soupy1957
08-04-2013, 11:04 PM
Louis0815: Depends on the amount of usage. When "I" change out a set of strings on any of my guitars, or mandolins or what have you, I play for a couple hours after the change out. So in MY case, it's not a matter of "days."

Louis0815
08-05-2013, 12:21 AM
Yeah, but still: even a couple of hours seems too long if you wanna swap just for a few songs ;)
Admittedly, once people go for either high or low g they usually stick with it for a while (or indeed have different ukes for the different tunings like myself)
As you said, it's mostly a matter of personal preference.

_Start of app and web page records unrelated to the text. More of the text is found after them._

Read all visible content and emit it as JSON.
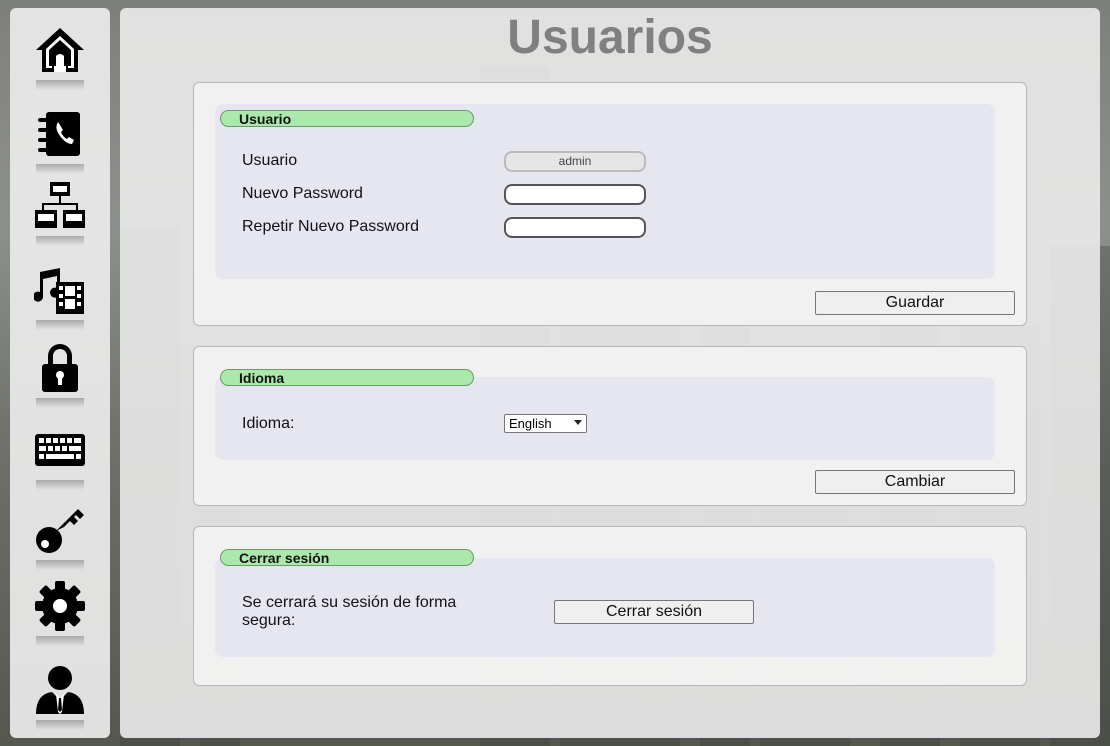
{
  "page": {
    "title": "Usuarios"
  },
  "sidebar": {
    "items": [
      {
        "icon": "home-icon"
      },
      {
        "icon": "phonebook-icon"
      },
      {
        "icon": "network-icon"
      },
      {
        "icon": "media-icon"
      },
      {
        "icon": "lock-icon"
      },
      {
        "icon": "keyboard-icon"
      },
      {
        "icon": "key-icon"
      },
      {
        "icon": "gear-icon"
      },
      {
        "icon": "user-icon"
      }
    ]
  },
  "usuario_section": {
    "legend": "Usuario",
    "username_label": "Usuario",
    "username_value": "admin",
    "new_password_label": "Nuevo Password",
    "new_password_value": "",
    "repeat_password_label": "Repetir Nuevo Password",
    "repeat_password_value": "",
    "save_button": "Guardar"
  },
  "idioma_section": {
    "legend": "Idioma",
    "language_label": "Idioma:",
    "language_selected": "English",
    "change_button": "Cambiar"
  },
  "logout_section": {
    "legend": "Cerrar sesión",
    "description": "Se cerrará su sesión de forma segura:",
    "logout_button": "Cerrar sesión"
  },
  "colors": {
    "legend_bg": "#abe8ab",
    "title": "#808080"
  }
}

And I would be honestly surprised if a set of ukulele nylon strings would really be settled (i.e. holding the tuning for longer than just an hour or so) after a couple of hours playing. Not that I doubt it, I simply don't have any experince with that - I am just an occasional player and have never tried to "break in" new strings with extended playing. Actually I never thought about that (and I don't think it's fun in the beginning with the strings getting out of tune while looking at it).
Maybe some of the more experienced players & performers can add some opinions here....

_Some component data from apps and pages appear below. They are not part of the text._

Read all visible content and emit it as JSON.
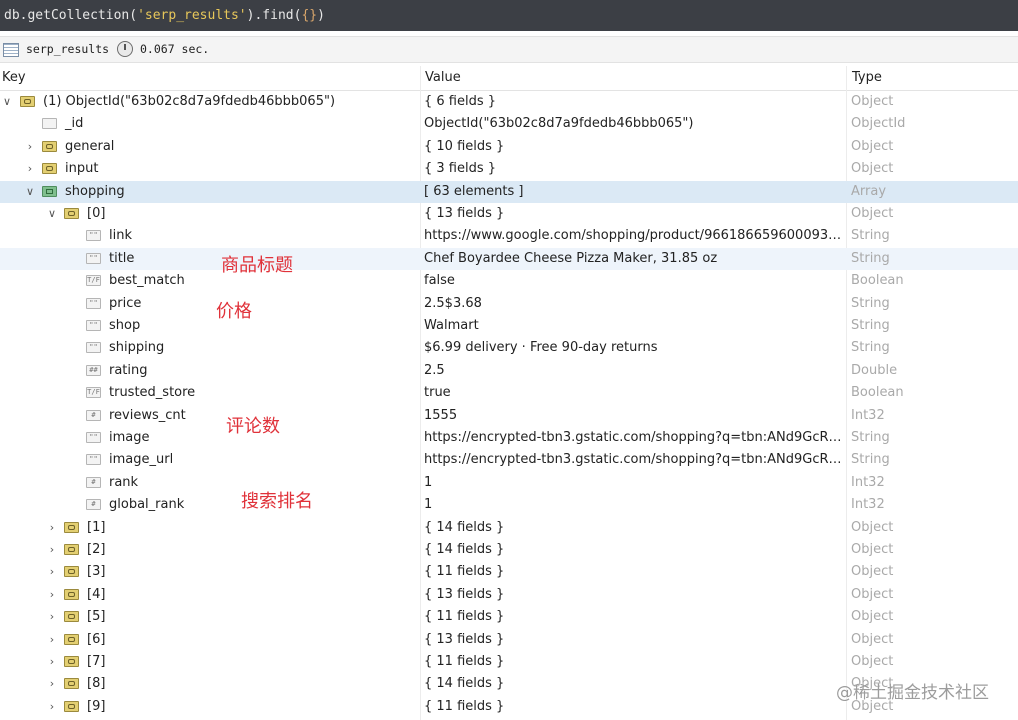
{
  "command": {
    "prefix": "db.getCollection(",
    "collection_arg": "'serp_results'",
    "middle": ").find(",
    "query": "{}",
    "suffix": ")"
  },
  "info": {
    "collection": "serp_results",
    "time": "0.067 sec."
  },
  "headers": {
    "key": "Key",
    "value": "Value",
    "type": "Type"
  },
  "rows": [
    {
      "arrow": "∨",
      "icon": "obj",
      "icon_name": "object-icon",
      "key": "(1) ObjectId(\"63b02c8d7a9fdedb46bbb065\")",
      "value": "{ 6 fields }",
      "type": "Object"
    },
    {
      "arrow": "",
      "icon": "oid",
      "icon_name": "objectid-icon",
      "key": "_id",
      "value": "ObjectId(\"63b02c8d7a9fdedb46bbb065\")",
      "type": "ObjectId"
    },
    {
      "arrow": "›",
      "icon": "obj",
      "icon_name": "object-icon",
      "key": "general",
      "value": "{ 10 fields }",
      "type": "Object"
    },
    {
      "arrow": "›",
      "icon": "obj",
      "icon_name": "object-icon",
      "key": "input",
      "value": "{ 3 fields }",
      "type": "Object"
    },
    {
      "arrow": "∨",
      "icon": "arr",
      "icon_name": "array-icon",
      "key": "shopping",
      "value": "[ 63 elements ]",
      "type": "Array"
    },
    {
      "arrow": "∨",
      "icon": "obj",
      "icon_name": "object-icon",
      "key": "[0]",
      "value": "{ 13 fields }",
      "type": "Object"
    },
    {
      "arrow": "",
      "icon": "str",
      "icon_name": "string-icon",
      "key": "link",
      "value": "https://www.google.com/shopping/product/96618665960009308...",
      "type": "String"
    },
    {
      "arrow": "",
      "icon": "str",
      "icon_name": "string-icon",
      "key": "title",
      "value": "Chef Boyardee Cheese Pizza Maker, 31.85 oz",
      "type": "String"
    },
    {
      "arrow": "",
      "icon": "bool",
      "icon_name": "boolean-icon",
      "key": "best_match",
      "value": "false",
      "type": "Boolean"
    },
    {
      "arrow": "",
      "icon": "str",
      "icon_name": "string-icon",
      "key": "price",
      "value": "2.5$3.68",
      "type": "String"
    },
    {
      "arrow": "",
      "icon": "str",
      "icon_name": "string-icon",
      "key": "shop",
      "value": "Walmart",
      "type": "String"
    },
    {
      "arrow": "",
      "icon": "str",
      "icon_name": "string-icon",
      "key": "shipping",
      "value": "$6.99 delivery · Free 90-day returns",
      "type": "String"
    },
    {
      "arrow": "",
      "icon": "dbl",
      "icon_name": "double-icon",
      "key": "rating",
      "value": "2.5",
      "type": "Double"
    },
    {
      "arrow": "",
      "icon": "bool",
      "icon_name": "boolean-icon",
      "key": "trusted_store",
      "value": "true",
      "type": "Boolean"
    },
    {
      "arrow": "",
      "icon": "num",
      "icon_name": "int32-icon",
      "key": "reviews_cnt",
      "value": "1555",
      "type": "Int32"
    },
    {
      "arrow": "",
      "icon": "str",
      "icon_name": "string-icon",
      "key": "image",
      "value": "https://encrypted-tbn3.gstatic.com/shopping?q=tbn:ANd9GcRkZC...",
      "type": "String"
    },
    {
      "arrow": "",
      "icon": "str",
      "icon_name": "string-icon",
      "key": "image_url",
      "value": "https://encrypted-tbn3.gstatic.com/shopping?q=tbn:ANd9GcRkZC...",
      "type": "String"
    },
    {
      "arrow": "",
      "icon": "num",
      "icon_name": "int32-icon",
      "key": "rank",
      "value": "1",
      "type": "Int32"
    },
    {
      "arrow": "",
      "icon": "num",
      "icon_name": "int32-icon",
      "key": "global_rank",
      "value": "1",
      "type": "Int32"
    },
    {
      "arrow": "›",
      "icon": "obj",
      "icon_name": "object-icon",
      "key": "[1]",
      "value": "{ 14 fields }",
      "type": "Object"
    },
    {
      "arrow": "›",
      "icon": "obj",
      "icon_name": "object-icon",
      "key": "[2]",
      "value": "{ 14 fields }",
      "type": "Object"
    },
    {
      "arrow": "›",
      "icon": "obj",
      "icon_name": "object-icon",
      "key": "[3]",
      "value": "{ 11 fields }",
      "type": "Object"
    },
    {
      "arrow": "›",
      "icon": "obj",
      "icon_name": "object-icon",
      "key": "[4]",
      "value": "{ 13 fields }",
      "type": "Object"
    },
    {
      "arrow": "›",
      "icon": "obj",
      "icon_name": "object-icon",
      "key": "[5]",
      "value": "{ 11 fields }",
      "type": "Object"
    },
    {
      "arrow": "›",
      "icon": "obj",
      "icon_name": "object-icon",
      "key": "[6]",
      "value": "{ 13 fields }",
      "type": "Object"
    },
    {
      "arrow": "›",
      "icon": "obj",
      "icon_name": "object-icon",
      "key": "[7]",
      "value": "{ 11 fields }",
      "type": "Object"
    },
    {
      "arrow": "›",
      "icon": "obj",
      "icon_name": "object-icon",
      "key": "[8]",
      "value": "{ 14 fields }",
      "type": "Object"
    },
    {
      "arrow": "›",
      "icon": "obj",
      "icon_name": "object-icon",
      "key": "[9]",
      "value": "{ 11 fields }",
      "type": "Object"
    }
  ],
  "annotations": {
    "title_note": "商品标题",
    "price_note": "价格",
    "reviews_note": "评论数",
    "rank_note": "搜索排名"
  },
  "watermark": "@稀土掘金技术社区",
  "colors": {
    "command_bar_bg": "#3c3f45",
    "selected_row": "#dbe9f5",
    "annotation": "#e0323a",
    "type_text": "#a9a9a9"
  }
}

anthonyg
08-05-2013, 03:25 AM
I play mostly low G. Or in my case low E or low F as I usually detune the ukulele 2 or 3 semitones. It suits my style and vocal range as I play ukulele to accompany my singing.

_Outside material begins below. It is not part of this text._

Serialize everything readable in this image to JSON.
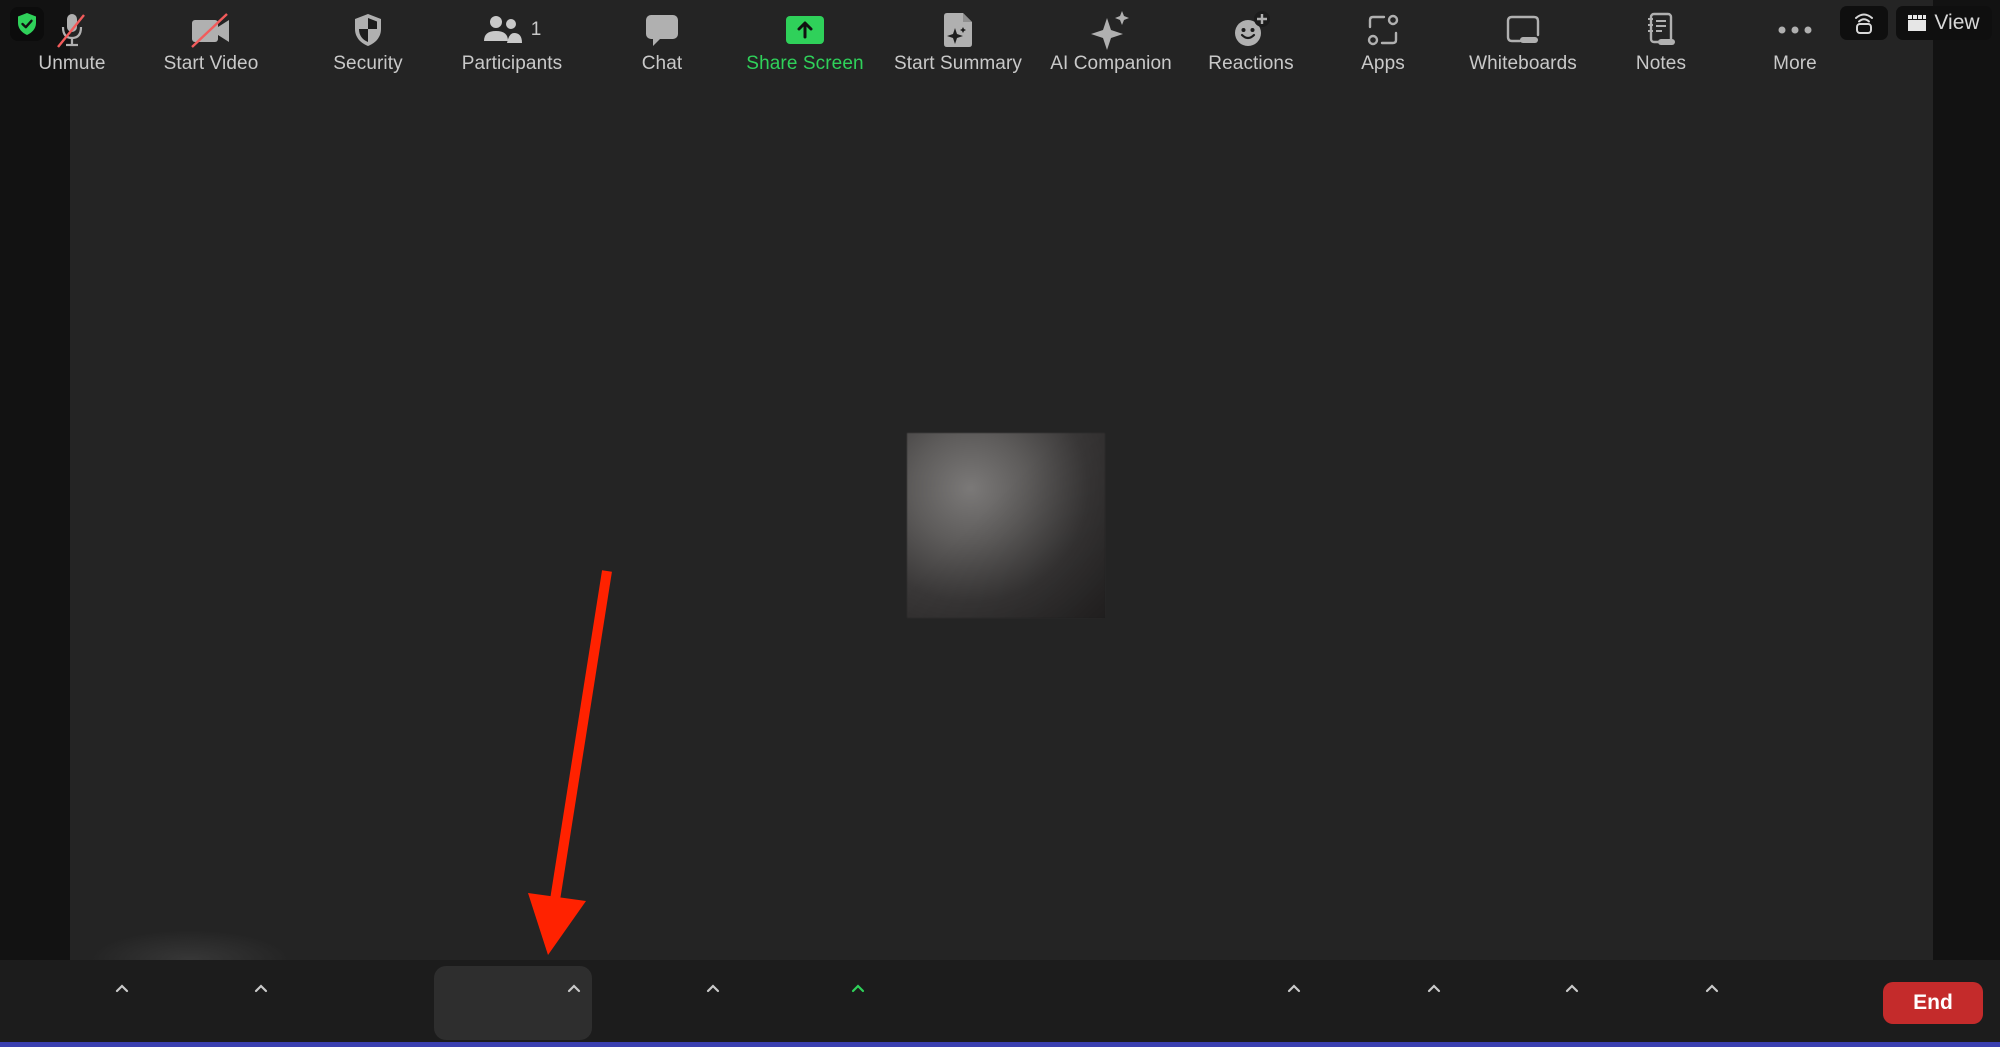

I'm not a traditional ukulele player however. If you want to go traditional you want high G. Other than that try it out and see if it suits you.

Anthony

Ukejenny
08-07-2013, 03:12 PM
To me, low G sounds more layered and lush, fuller. But it will be a mellower sound. I have a low G tenor and have been playing my son's high G concert. He wants his next set of strings to be low G. When I get ready to get a soprano, I plan to get one with a high G. What I'm really trying to do is get my whole family addicted to ukulele so I can indulge in my UAS and buy more instruments.

I haven't played long enough to know for sure, but so far Worth strings feel and sound wonderful to me.

UkeKiddinMe
08-07-2013, 03:43 PM
I didn't log too many minutes on the new uke before ripping that high G off and putting a low G on.
Ahhh, much better. :)

armchair_spaceman
08-07-2013, 05:27 PM
Got low G with southcoast wound basses on my moody blackwood Tenor, high G on my cedar top concert. The tenor has a very rich, bassy tone, not really very uke-like, the concert has conventional ukey sound and I like them both.

Flyinby
08-08-2013, 09:44 AM
To me, the unique ukulele sound is lost with low G tuning (or worse, traditional baritone tuning). I have guitars to play, so no need for a uke that sounds pretty much like a little guitar.

There are definitely times when the added range is nice for picking out notes in the key you prefer, rather than being limited by the range of high G tuning, but even at that, a little innovation in bumping the melody up an octave for some passages can add something a little less ordinary than straight melody picking.

I keep one tenor tuned to low G for the above purpose, but can't bear to change over any of my other ukes. Even the couple of baritones I have are likely to end up with GCEA eventually, and one already is but with low G (which may change).

It's all just personal preference of course, but while I can see a uke-only player maybe wanting the more guitar-like sound, it's hard to imagine why a guitar player would want his ukes to sound like the guitar. Smaller and more portable I guess, and fewer strings to worry about, but I enjoy the unique sound a uke gets with high G or other re-entrant tuning.

soupy1957
08-11-2013, 01:42 PM
It's hard for me to think of the sound of a Ukulele as similar to a guitar, with the "G" string high OR low. The two body sizes being so different, .........to me there is definitely a difference either way. I'll change out the Mahogany Ukulele with the low G set, after the current strings bother me. I'm not sure when that will be. I play about an hour a day.